|Kendall Tallmadge||(BA Anthropology & Museum Studies, 2009 Beloit College). Tallmadge is interested in indigenous self-representation and collaboration in museums and other cultural tourist attractions. Her thesis research examines Ho-Chunk cultural tourism and the role it played and continues to play in both the Native and non-Native Wisconsin Dells community. She is also a dual degree student in the Leeds MBA program with a focus in management and entrepreneurship. Her advisor is Jennifer Shannon.|
|Marnie Thomson||(BA Anthropology, 2004 Washington University in St. Louis; MA Social Sciences, 2006 University of Chicago). Thomson's research is in cultural anthropology, with a focus on the politics of humanitarian intervention across the borders of Tanzania and the Democratic Republic of Congo. Her advisor is Carole McGranahan.|
|Larry Ulibarri||(BA Anthropology and Interdisciplinary Studies, 2002 University of Northern Colorado; MA Anthropology, 2006 University of Colorado). Larry's studies involve the conservation and ecology of Southeast Asian colobine primates, specifically those endemic to Vietnam. His advisor is Bert Covert.|
|Erin Van Regenmorter||

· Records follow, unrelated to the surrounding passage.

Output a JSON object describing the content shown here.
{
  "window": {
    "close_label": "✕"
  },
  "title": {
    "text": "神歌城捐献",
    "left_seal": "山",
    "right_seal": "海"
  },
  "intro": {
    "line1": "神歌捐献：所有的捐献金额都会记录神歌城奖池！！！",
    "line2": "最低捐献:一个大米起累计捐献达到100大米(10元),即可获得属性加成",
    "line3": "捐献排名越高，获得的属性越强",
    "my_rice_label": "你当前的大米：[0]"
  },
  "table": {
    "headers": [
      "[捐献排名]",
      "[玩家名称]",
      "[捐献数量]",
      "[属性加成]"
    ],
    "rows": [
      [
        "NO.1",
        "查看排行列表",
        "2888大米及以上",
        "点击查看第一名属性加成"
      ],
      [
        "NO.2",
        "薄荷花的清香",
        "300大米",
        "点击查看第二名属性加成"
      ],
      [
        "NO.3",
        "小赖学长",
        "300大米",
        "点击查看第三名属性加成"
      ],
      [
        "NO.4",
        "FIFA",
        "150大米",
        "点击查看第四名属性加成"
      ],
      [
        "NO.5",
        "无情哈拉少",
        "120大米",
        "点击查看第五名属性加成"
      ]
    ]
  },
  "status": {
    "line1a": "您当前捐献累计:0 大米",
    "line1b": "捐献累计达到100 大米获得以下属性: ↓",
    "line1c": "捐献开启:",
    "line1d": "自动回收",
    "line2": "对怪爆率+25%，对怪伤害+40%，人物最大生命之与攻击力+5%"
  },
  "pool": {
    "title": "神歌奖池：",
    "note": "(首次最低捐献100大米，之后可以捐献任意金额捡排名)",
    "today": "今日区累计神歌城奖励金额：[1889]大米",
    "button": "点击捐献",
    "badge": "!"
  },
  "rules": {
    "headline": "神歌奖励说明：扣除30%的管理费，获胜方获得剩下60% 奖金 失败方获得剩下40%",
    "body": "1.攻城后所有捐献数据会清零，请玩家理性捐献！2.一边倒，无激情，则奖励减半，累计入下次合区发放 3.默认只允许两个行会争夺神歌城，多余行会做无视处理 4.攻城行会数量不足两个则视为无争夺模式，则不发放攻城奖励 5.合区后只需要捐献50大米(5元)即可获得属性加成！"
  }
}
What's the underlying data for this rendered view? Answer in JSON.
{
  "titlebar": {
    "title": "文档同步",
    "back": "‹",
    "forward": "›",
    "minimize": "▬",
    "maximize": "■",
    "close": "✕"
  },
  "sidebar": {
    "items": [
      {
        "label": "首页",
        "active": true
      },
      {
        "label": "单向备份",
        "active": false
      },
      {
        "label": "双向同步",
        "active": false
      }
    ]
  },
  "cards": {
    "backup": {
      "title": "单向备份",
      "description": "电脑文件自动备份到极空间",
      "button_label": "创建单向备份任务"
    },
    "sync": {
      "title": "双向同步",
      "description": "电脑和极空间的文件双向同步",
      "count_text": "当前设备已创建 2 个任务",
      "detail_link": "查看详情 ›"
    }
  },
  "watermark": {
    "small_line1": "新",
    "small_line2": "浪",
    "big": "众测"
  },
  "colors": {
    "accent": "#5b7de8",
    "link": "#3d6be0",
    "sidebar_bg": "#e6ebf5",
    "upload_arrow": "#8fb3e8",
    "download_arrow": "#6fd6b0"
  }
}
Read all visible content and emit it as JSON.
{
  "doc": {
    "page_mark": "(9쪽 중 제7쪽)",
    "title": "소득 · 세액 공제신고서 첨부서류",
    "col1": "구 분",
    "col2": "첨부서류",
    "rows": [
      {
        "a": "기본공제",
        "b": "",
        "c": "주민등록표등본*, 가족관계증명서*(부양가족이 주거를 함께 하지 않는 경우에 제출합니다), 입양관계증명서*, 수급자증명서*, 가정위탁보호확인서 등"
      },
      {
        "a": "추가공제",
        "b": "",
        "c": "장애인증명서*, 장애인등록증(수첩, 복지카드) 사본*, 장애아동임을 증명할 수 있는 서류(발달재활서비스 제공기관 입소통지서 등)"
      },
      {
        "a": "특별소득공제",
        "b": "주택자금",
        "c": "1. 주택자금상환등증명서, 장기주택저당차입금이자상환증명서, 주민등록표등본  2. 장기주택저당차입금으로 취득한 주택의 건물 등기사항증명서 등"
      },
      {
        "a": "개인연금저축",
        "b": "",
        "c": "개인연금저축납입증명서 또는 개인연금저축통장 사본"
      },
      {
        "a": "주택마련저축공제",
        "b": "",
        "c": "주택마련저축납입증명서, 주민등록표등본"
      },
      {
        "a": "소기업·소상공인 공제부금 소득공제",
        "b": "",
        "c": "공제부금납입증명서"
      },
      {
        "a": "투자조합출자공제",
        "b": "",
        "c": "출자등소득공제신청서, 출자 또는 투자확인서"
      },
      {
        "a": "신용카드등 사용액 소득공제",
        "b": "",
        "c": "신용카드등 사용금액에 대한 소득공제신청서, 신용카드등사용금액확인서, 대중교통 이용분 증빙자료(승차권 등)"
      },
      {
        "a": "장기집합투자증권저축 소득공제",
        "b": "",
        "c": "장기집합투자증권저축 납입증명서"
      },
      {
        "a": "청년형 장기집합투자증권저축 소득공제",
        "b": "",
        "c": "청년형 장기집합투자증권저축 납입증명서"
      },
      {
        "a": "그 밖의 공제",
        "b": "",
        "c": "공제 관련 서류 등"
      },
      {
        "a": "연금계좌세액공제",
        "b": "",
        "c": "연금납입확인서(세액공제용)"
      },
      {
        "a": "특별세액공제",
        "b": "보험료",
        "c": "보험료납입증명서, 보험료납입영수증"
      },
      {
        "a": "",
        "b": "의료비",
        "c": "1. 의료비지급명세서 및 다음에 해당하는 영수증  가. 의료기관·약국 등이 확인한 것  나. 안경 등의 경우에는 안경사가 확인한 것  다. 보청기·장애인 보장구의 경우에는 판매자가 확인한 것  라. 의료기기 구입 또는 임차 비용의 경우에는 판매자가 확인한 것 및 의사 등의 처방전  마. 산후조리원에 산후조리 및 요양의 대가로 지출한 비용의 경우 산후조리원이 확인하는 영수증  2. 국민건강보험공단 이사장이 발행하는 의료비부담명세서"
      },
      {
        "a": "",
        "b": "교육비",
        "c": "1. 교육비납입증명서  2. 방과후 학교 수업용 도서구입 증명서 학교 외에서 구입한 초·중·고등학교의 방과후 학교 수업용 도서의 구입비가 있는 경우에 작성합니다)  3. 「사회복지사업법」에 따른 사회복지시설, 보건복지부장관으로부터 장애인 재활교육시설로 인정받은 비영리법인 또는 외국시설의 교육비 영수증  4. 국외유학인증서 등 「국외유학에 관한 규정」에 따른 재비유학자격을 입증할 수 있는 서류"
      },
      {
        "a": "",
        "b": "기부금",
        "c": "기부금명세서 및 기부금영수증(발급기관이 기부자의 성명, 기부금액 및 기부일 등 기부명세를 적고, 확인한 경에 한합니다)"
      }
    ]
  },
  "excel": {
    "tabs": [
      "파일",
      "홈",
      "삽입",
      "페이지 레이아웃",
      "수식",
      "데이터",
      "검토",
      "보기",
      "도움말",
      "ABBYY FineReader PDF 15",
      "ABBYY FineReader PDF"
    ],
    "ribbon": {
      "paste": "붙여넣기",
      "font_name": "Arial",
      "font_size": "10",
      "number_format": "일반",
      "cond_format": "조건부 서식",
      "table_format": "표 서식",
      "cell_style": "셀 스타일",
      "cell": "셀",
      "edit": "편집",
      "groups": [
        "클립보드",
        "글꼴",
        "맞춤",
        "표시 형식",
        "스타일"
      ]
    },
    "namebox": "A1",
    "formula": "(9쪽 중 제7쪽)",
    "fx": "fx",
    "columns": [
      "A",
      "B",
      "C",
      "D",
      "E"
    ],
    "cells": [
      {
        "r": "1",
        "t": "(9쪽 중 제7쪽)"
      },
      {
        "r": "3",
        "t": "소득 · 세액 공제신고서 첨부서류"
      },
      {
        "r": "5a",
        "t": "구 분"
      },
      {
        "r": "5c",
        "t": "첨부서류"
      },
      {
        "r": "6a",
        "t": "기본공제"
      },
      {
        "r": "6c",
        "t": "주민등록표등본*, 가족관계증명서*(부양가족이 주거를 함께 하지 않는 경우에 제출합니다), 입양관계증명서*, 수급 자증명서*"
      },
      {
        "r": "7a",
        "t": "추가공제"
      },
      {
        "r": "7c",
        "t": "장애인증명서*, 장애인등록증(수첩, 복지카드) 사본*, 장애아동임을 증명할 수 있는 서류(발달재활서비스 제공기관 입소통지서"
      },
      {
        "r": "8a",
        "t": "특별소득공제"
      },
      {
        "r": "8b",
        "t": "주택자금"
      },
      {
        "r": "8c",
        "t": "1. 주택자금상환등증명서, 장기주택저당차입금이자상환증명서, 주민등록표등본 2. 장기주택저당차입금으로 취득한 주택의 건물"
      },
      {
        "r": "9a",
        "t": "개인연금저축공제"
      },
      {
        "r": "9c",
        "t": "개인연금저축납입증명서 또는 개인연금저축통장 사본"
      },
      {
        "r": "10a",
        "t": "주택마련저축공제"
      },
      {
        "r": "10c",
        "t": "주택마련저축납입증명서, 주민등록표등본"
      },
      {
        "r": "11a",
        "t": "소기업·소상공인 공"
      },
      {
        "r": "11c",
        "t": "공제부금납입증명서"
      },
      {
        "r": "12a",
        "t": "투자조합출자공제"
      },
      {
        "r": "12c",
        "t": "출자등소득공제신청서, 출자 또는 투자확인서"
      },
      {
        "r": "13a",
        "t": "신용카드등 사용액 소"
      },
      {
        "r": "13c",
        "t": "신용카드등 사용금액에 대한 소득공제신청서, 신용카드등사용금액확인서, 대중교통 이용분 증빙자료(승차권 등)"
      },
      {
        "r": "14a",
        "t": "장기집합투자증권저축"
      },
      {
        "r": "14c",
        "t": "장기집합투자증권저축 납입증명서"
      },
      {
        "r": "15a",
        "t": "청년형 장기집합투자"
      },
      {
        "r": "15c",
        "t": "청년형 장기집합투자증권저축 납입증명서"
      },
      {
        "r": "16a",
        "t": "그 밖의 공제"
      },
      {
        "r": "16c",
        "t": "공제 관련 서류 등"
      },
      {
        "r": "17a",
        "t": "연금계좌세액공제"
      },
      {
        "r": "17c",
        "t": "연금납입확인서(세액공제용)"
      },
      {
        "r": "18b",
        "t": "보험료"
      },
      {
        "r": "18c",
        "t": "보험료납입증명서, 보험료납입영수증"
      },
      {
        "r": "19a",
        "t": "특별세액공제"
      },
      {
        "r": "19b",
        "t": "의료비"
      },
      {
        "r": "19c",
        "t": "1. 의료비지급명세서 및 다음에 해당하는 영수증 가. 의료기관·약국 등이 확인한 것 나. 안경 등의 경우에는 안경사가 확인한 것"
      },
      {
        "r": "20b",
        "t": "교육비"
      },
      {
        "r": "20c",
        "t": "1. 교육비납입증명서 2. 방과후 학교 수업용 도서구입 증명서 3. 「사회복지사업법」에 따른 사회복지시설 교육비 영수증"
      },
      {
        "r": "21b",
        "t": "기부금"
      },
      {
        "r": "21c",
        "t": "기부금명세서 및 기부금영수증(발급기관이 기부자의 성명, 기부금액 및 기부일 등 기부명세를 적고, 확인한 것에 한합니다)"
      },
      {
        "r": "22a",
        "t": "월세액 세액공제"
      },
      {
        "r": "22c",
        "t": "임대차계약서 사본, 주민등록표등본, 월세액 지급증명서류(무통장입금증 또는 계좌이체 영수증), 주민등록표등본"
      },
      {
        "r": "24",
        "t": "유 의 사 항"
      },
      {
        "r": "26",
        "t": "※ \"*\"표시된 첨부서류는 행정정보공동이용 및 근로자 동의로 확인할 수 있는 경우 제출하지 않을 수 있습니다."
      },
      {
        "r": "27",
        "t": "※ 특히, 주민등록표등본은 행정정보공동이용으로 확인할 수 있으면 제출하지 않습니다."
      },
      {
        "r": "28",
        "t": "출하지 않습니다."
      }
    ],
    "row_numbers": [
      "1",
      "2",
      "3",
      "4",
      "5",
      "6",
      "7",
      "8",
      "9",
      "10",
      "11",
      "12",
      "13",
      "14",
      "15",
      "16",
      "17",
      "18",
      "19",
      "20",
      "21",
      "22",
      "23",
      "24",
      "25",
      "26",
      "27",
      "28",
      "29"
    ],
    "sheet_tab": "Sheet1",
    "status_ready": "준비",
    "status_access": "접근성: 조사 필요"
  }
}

(BA English, BS Biology, 2000 Hope College; BS Anthropology, 2006 Grand Valley State University; MA Anthropology, 2009 Western Michigan University). Erin’s research has focused on environmental, developmental, and biological influences on the behavior patterns of captive spider monkeys. She is currently interested in investigating the various correlates of growth and development and how they relate to life history in captive primates. Her advisor is Bert Covert.
Field school group on porch
Barb in Brazil